Islamists in Somalia flee final bastion
Somali Islamists fled overnight from their final stronghold round the southern port of Kismayu in what could be the end of a nearly two-week war.india Updated: Jan 01, 2007 13:34 IST
Somali Islamists fled overnight from their final stronghold round the southern port of Kismayu in what could be the end of a nearly two-week war with the Ethiopian-backed government, residents said on Monday.
Several thousand Somalia Islamic Courts Council (SICC) fighters had made a last stand north of Kismayu port, but melted away after advancing Ethiopian and government troops shelled them with mortars and rockets at their frontline in Jilib.
"They've all gone. There's a lot of confusion in the town, no one's in control," Kismayu resident Bile Ali told Reuters.
It was not clear where the leaders and fighters of the SICC—who had their backs to the Indian Ocean and the Kenyan border after being chased from Mogadishu on Thursday—had gone.
But one Jilib resident said he believed they were moving further south to the hilly region of Buur Gaabo, just inside Somalia from the border with Kenya. "If they go there, it will be very hard for the Ethiopians to get them," he said.
Kenya has beefed up its border, though it is long and porous. And US boats were believed by diplomats to be patrolling the sea off Somalia to prevent SICC leaders, or foreign militant supporters, escaping.

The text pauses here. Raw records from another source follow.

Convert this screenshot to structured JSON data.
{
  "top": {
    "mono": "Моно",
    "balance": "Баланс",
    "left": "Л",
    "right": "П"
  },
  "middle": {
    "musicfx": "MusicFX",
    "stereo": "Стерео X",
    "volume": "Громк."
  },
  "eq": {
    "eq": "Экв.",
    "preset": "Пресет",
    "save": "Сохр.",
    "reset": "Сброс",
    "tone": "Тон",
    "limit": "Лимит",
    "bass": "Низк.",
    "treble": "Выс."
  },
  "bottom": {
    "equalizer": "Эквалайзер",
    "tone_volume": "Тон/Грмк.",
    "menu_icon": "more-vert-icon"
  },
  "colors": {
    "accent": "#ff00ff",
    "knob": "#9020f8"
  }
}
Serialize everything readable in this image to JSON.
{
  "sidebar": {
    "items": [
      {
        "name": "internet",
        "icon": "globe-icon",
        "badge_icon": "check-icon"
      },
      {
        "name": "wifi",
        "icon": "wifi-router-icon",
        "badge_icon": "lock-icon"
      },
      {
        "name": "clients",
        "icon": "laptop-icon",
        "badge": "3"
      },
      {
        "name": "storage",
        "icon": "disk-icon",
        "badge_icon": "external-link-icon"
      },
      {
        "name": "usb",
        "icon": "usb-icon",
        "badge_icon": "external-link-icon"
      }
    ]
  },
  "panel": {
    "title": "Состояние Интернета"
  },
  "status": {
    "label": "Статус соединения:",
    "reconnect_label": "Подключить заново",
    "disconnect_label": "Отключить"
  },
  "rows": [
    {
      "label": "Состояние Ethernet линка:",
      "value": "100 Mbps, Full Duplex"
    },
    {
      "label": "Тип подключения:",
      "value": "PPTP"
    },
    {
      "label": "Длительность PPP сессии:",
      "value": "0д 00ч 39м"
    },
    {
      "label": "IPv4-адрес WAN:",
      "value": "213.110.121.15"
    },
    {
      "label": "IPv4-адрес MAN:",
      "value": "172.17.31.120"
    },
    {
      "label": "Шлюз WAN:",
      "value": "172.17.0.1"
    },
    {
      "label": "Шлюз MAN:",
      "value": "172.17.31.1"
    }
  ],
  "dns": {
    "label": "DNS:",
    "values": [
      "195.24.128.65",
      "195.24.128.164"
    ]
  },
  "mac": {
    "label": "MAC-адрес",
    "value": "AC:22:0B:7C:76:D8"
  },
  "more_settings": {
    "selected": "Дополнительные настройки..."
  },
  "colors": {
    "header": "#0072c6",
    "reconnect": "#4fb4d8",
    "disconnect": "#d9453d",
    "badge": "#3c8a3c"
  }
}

Some Islamist fighters may simply have dumped their uniforms and melted away into the Somali bush, analysts speculated.
"Once we know where they have gone in Somalia, they will be followed, because they are in the company of foreign fighters," Somali Information Minister Ali Jama Jangali said.
The retreat of the Islamists caps a remarkable advance by the Ethiopian-government force.
Just two weeks ago, the Islamists had appeared on the verge of routing the government which had no control beyond its base in the provincial trading town of Baidoa.
But the intervention of Ethiopia—the Horn of Africa's military power—reversed the situation, with air strikes and heavy bombardment on land pushing the Islamists first back to Mogadishu then south to Kismayu.
Hundreds, possibly thousands, are believed to have died.
Shells then silence
Witnesses at Jilib, north of Kismayu, said mortar and rocket firing between the two sides stopped late on Sunday.
"Fighting stopped at around 10 pm (1900 GMT)," said a resident, who asked not to be named. "Then there was a big silence. Then the Islamic Courts just left."
While Ethiopian Prime Minister Meles Zenawi and Somali government leaders President Abdullahi Yusuf and Prime Minister Ali Mohamed Gedi will be delighted with the Islamists' flight, analysts warn the conflict may be far from over.
The Islamists, who had swelled their ranks with foreign fighters, may now concentrate on Iraq-style guerrilla tactics against a government they see as illegitimate and propped up by a hated and traditionally Christian foreign power.
Islamist fighter numbers were believed to number about 3,000. Ethiopia says it has 4,000 troops in Somalia, though many believe that number could be far higher.
Somalia's government has not given troop numbers, but is thought by experts to have several thousand.
Born out of sharia courts operating in Mogadishu, the Islamists threw U.S.-backed warlords out of the capital in June.
They brought order to Mogadishu for the first time since 1991 when warlords ousted a dictator. But some of their hardline practices—like closing cinemas and holding public executions—angered Somalis, who are traditionally moderate Muslims.
Both Addis Ababa and Washington say the SICC is a dangerous Taliban-like movement linked to al Qaeda, an accusation the movement says was trumped up to justify foreign intervention.
Government leaders Yusuf and Gedi face a monumental task to tame a nation US forces left more than a decade ago after an ill-fated intervention captured in the film "Black Hawk Down".
Analysts say it is hard to see how they can establish authority and pacify Somalia without the military presence of Ethiopia, which has vowed to leave as soon as it can.But Somalis may resent the presence of Ethiopia, their traditional enemy.
The government also has the threat of re-emerging warlords, and the possibility of guerrilla attacks by the Islamists, to contend with. "Sadly, it will still be a long, long time before we see peace in Somalia," a Horn of Africa expert said.
Kenyan President Mwai Kibaki, in his New Year's message, called for an urgent summit of the east African regional body IGAD to discuss the Somali situation.
IGAD has plans to deploy peacekeepers in Somalia.
First Published: Jan 01, 2007 13:34 IST